Andronovo-Srubnaya (3000-4000 years)  14.3%  The Andronovo culture, which are believed to have aided in the spread of Indo_European languages, is a collection of similar local Bronze Age cultures that flourished around 3000-4000 years ago in western Siberia and the west Asiatic steppe. This culture overlapped with the Srubna culture in the Volga-Ural region of Russia.

Yamnaya-Afanasievo-Poltavka (4000-5000 years)  10.1%  Believed to be among the first Indo-European language speakers. The Yamnaya genetically appear to be a fusion between the Eastern European Hunter Gatherers that inhabited the western Siberian steppe, and a populations from the Caucasus region. Descendants of the Yamnaya would later change the genetic substructure of indigenous Neolithic Europeans via invasions of Europe from the Eurasian steppe.

Karasuk-E Scythian (2000-3000 years)  6.4%  This cluster is based on ancient genomes from the Karasuk culture, supplemented with two Iron-Age Eastern Scythian samples. The Karasuk percentage should be interpreted as a diffusion of DNA from the Eastern Eurasian Steppe populations post Bronze Age, via Turkic expansions, as well as more subtle diffusions via NE Caucasus populations.


These were the indiginous populations of Europe that substantially contributed to the genetics of modern Europeans. It is believed that these hunter gatherers arrived in Europe around 45000 years ago from the Near East.

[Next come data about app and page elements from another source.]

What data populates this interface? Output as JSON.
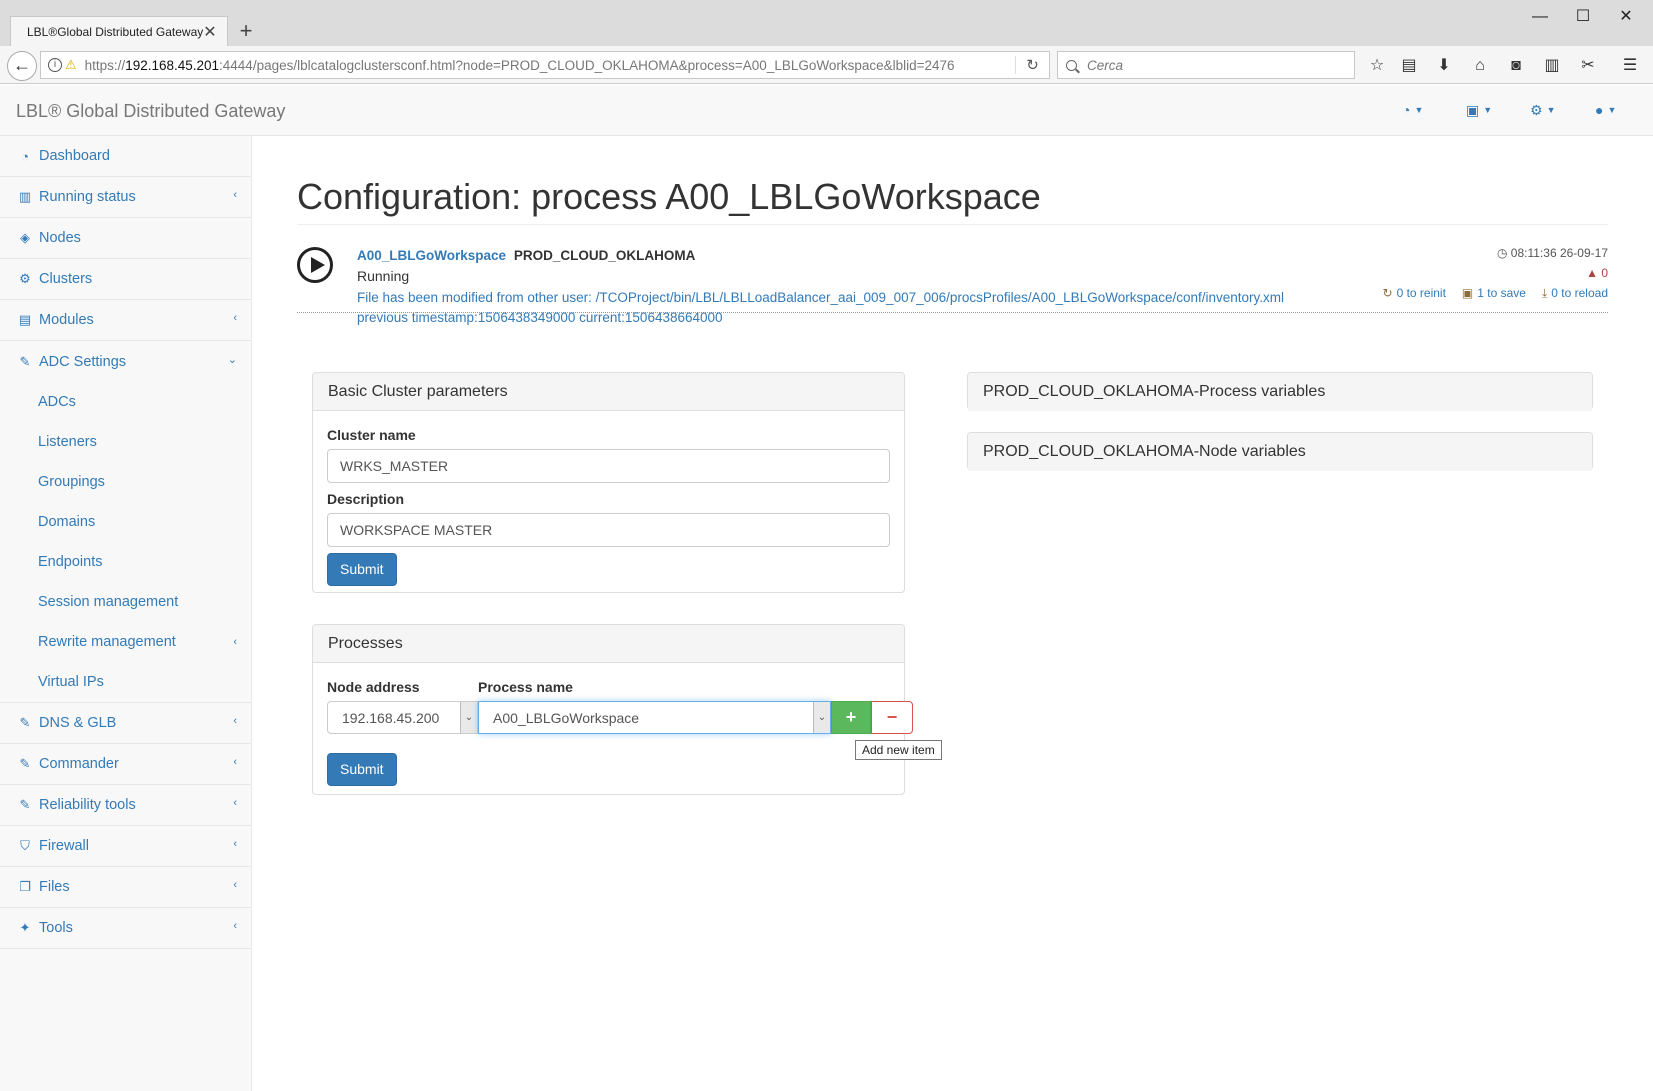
{
  "browser": {
    "tab_title": "LBL®Global Distributed Gateway",
    "url_prefix": "https://",
    "url_host": "192.168.45.201",
    "url_rest": ":4444/pages/lblcatalogclustersconf.html?node=PROD_CLOUD_OKLAHOMA&process=A00_LBLGoWorkspace&lblid=2476",
    "search_placeholder": "Cerca"
  },
  "app": {
    "brand": "LBL® Global Distributed Gateway"
  },
  "sidebar": {
    "items": [
      {
        "label": "Dashboard",
        "icon": "dashboard-icon"
      },
      {
        "label": "Running status",
        "icon": "bar-chart-icon"
      },
      {
        "label": "Nodes",
        "icon": "cube-icon"
      },
      {
        "label": "Clusters",
        "icon": "cogs-icon"
      },
      {
        "label": "Modules",
        "icon": "list-icon"
      },
      {
        "label": "ADC Settings",
        "icon": "edit-icon"
      }
    ],
    "adc_subitems": [
      "ADCs",
      "Listeners",
      "Groupings",
      "Domains",
      "Endpoints",
      "Session management",
      "Rewrite management",
      "Virtual IPs"
    ],
    "bottom_items": [
      {
        "label": "DNS & GLB",
        "icon": "edit-icon"
      },
      {
        "label": "Commander",
        "icon": "edit-icon"
      },
      {
        "label": "Reliability tools",
        "icon": "edit-icon"
      },
      {
        "label": "Firewall",
        "icon": "shield-icon"
      },
      {
        "label": "Files",
        "icon": "files-icon"
      },
      {
        "label": "Tools",
        "icon": "wrench-icon"
      }
    ]
  },
  "page": {
    "title": "Configuration: process A00_LBLGoWorkspace"
  },
  "process": {
    "name": "A00_LBLGoWorkspace",
    "node": "PROD_CLOUD_OKLAHOMA",
    "status": "Running",
    "message_line1": "File has been modified from other user: /TCOProject/bin/LBL/LBLLoadBalancer_aai_009_007_006/procsProfiles/A00_LBLGoWorkspace/conf/inventory.xml",
    "message_line2": "previous timestamp:1506438349000 current:1506438664000",
    "timestamp": "08:11:36 26-09-17",
    "warnings": "0",
    "reinit": "0 to reinit",
    "save": "1 to save",
    "reload": "0 to reload"
  },
  "basic_panel": {
    "heading": "Basic Cluster parameters",
    "cluster_name_label": "Cluster name",
    "cluster_name_value": "WRKS_MASTER",
    "description_label": "Description",
    "description_value": "WORKSPACE MASTER",
    "submit": "Submit"
  },
  "processes_panel": {
    "heading": "Processes",
    "node_address_label": "Node address",
    "process_name_label": "Process name",
    "node_address_value": "192.168.45.200",
    "process_name_value": "A00_LBLGoWorkspace",
    "add_label": "+",
    "remove_label": "−",
    "tooltip": "Add new item",
    "submit": "Submit"
  },
  "right_panels": {
    "process_vars": "PROD_CLOUD_OKLAHOMA-Process variables",
    "node_vars": "PROD_CLOUD_OKLAHOMA-Node variables"
  }
}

Eastern Non Africans are one of the earliest splits from humans that migrated out of Africa to the Near East around 100,000 years ago. It is believed that ENAs split from the population in the Near East around 50,000 years ago. Populations such as Papuans and Aboriginal Australians are modern descendants of ENAs. The ENA component here is based on Papuan and Aboriginal Australian references.


FT-DNA My Ancient Origins

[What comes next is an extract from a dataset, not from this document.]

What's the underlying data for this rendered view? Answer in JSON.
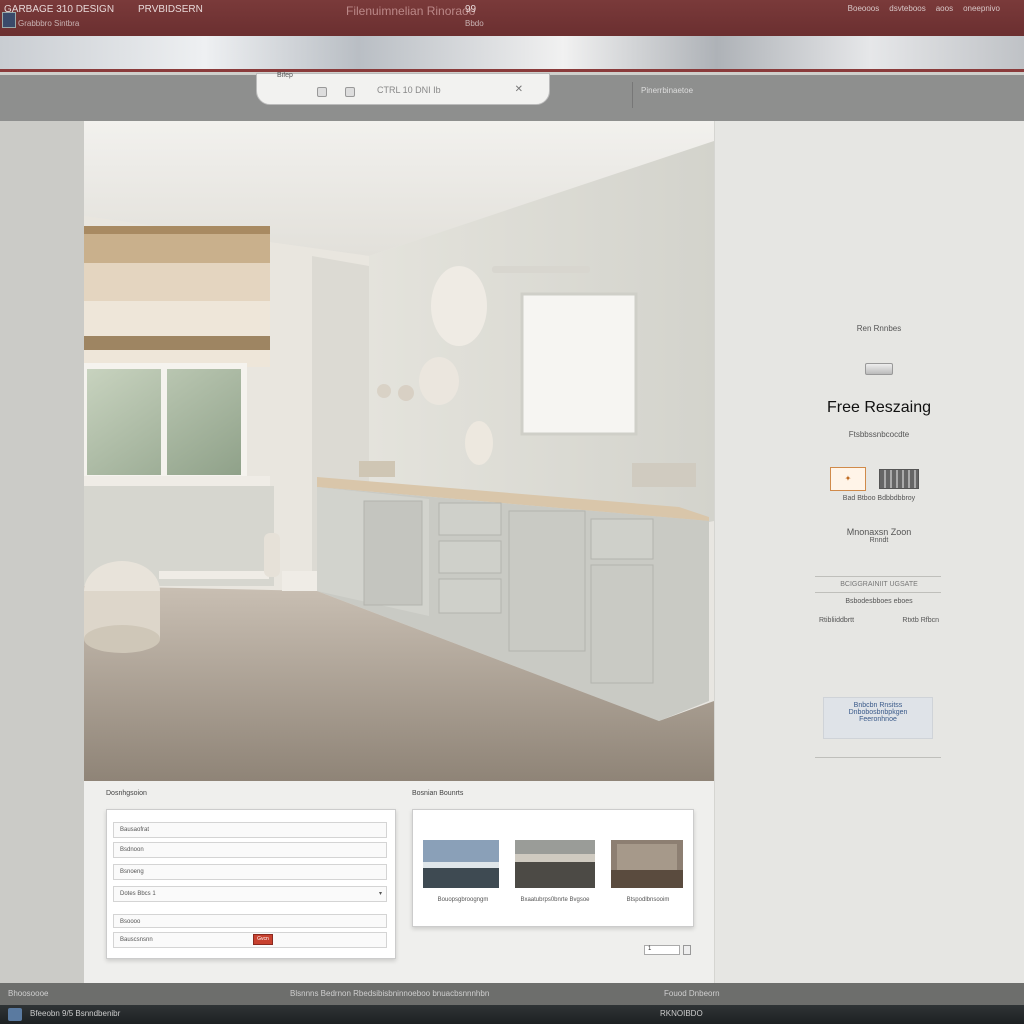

Family Tree DNA (FTDNA) have released a new, unexpected feature to their autosomal DNA Family Finder package.  It is clearly aimed at their customers (both new and existing), of mainly European heritage.  It uses ancient DNA references to plot our ancient ancestry.  It breaks European's ancient Eurasian ancestry down into four groups:

  • Hunter-Gatherer (Western Hunter-Gatherer)
  • Farmer (Early Neolithic Farmer)
  • Metal Age Invader (Yamnaya / Bronze Age Steppe immigration)
  • Non European (Other)

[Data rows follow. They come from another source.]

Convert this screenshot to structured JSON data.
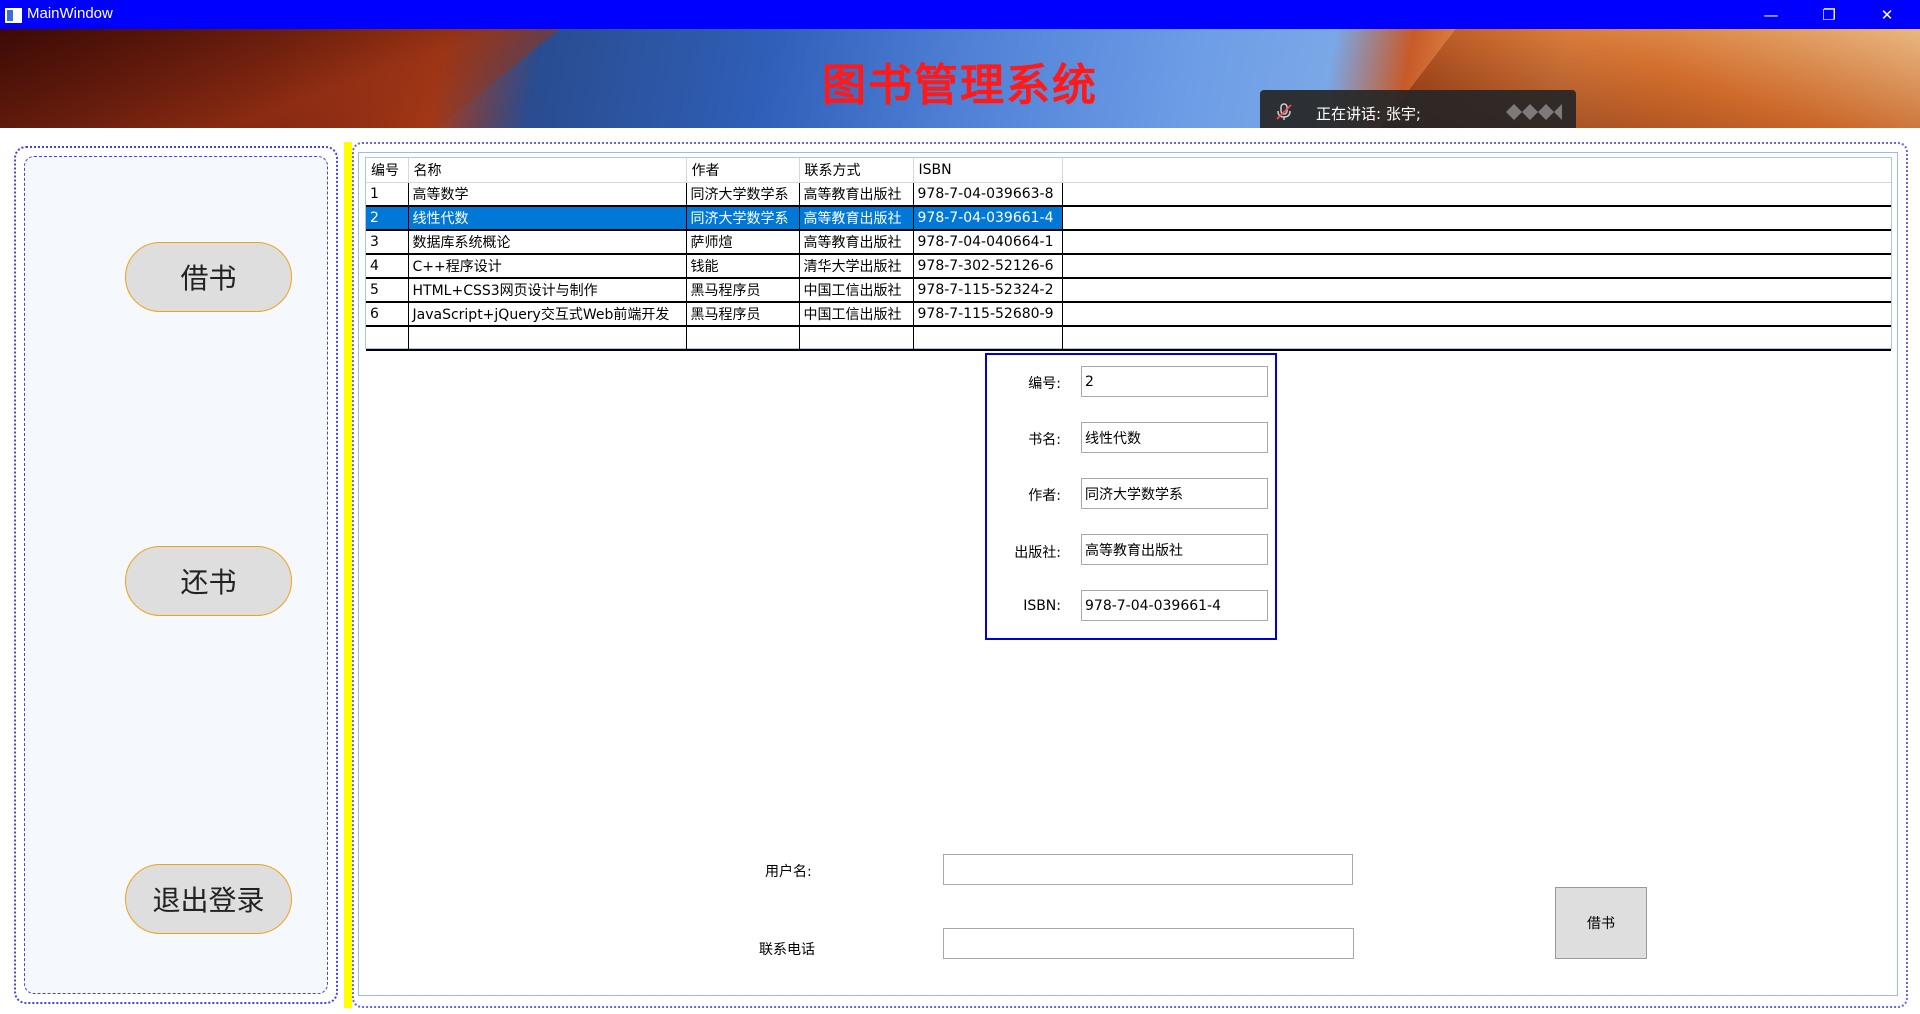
{
  "window": {
    "title": "MainWindow",
    "controls": {
      "minimize": "—",
      "restore": "❐",
      "close": "✕"
    }
  },
  "banner": {
    "system_title": "图书管理系统",
    "speaking": "正在讲话: 张宇;"
  },
  "sidebar": {
    "borrow_label": "借书",
    "return_label": "还书",
    "logout_label": "退出登录"
  },
  "grid": {
    "columns": [
      "编号",
      "名称",
      "作者",
      "联系方式",
      "ISBN"
    ],
    "rows": [
      [
        "1",
        "高等数学",
        "同济大学数学系",
        "高等教育出版社",
        "978-7-04-039663-8"
      ],
      [
        "2",
        "线性代数",
        "同济大学数学系",
        "高等教育出版社",
        "978-7-04-039661-4"
      ],
      [
        "3",
        "数据库系统概论",
        "萨师煊",
        "高等教育出版社",
        "978-7-04-040664-1"
      ],
      [
        "4",
        "C++程序设计",
        "钱能",
        "清华大学出版社",
        "978-7-302-52126-6"
      ],
      [
        "5",
        "HTML+CSS3网页设计与制作",
        "黑马程序员",
        "中国工信出版社",
        "978-7-115-52324-2"
      ],
      [
        "6",
        "JavaScript+jQuery交互式Web前端开发",
        "黑马程序员",
        "中国工信出版社",
        "978-7-115-52680-9"
      ]
    ],
    "selected_row": 2
  },
  "detail": {
    "id_label": "编号:",
    "id_value": "2",
    "name_label": "书名:",
    "name_value": "线性代数",
    "author_label": "作者:",
    "author_value": "同济大学数学系",
    "publisher_label": "出版社:",
    "publisher_value": "高等教育出版社",
    "isbn_label": "ISBN:",
    "isbn_value": "978-7-04-039661-4"
  },
  "borrow_form": {
    "username_label": "用户名:",
    "username_value": "",
    "phone_label": "联系电话",
    "phone_value": "",
    "submit_label": "借书"
  },
  "colors": {
    "title_bar": "#0000ff",
    "system_title": "#ff1a1a",
    "selection": "#0078d7",
    "panel_border": "#0000dd",
    "divider": "#ffff00",
    "button_border": "#f0a318"
  }
}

First of all, I welcome this new analysis.  Combined with the latest cutting edge research into the origin of the Eurasians, and with other open source calculators of ancient origin available via GedMatch - I feel that it can help us get personal with our ancient Eurasian roots.

However... unfortunately it has faults, as the online community quickly picked up.  In particular, with the Metal Age Invader component.  FT-DNA suggests that it represents the Yamnaya admixture event - where Copper or Early Bronze Age pasturalists, mounted on their horses, expanded from the Pontic and Caspian Steppes of Eurasia, into Europe around 5,000 years ago.  But 1) it doesn't include any ANE (Ancient North Eurasian) component from the Mal'ta-Buret reference, and 2) it of course cannot distinguish it's Western Hunter-Gatherer reference from that inherited directly within Europe or elsewhere.

All that the FT-DNA Metal Age Invader reference appears to represent, is the population known as Caucasus Hunter-Gatherer.  A minority component of Yamnaya DNA as we currently see it.

For the record, as the screendump above shows, my FT-DNA Ancient Origins are:

9% Metal Age Invader

47% Farmer

44% Hunter-Gatherer

0% Non European

Now that I've got that covered, I can move onto my next blog post, which I find more interesting - how I use My Ancient Origins to try to reconstruct my ancestry from 11,000 to 4,000 years ago.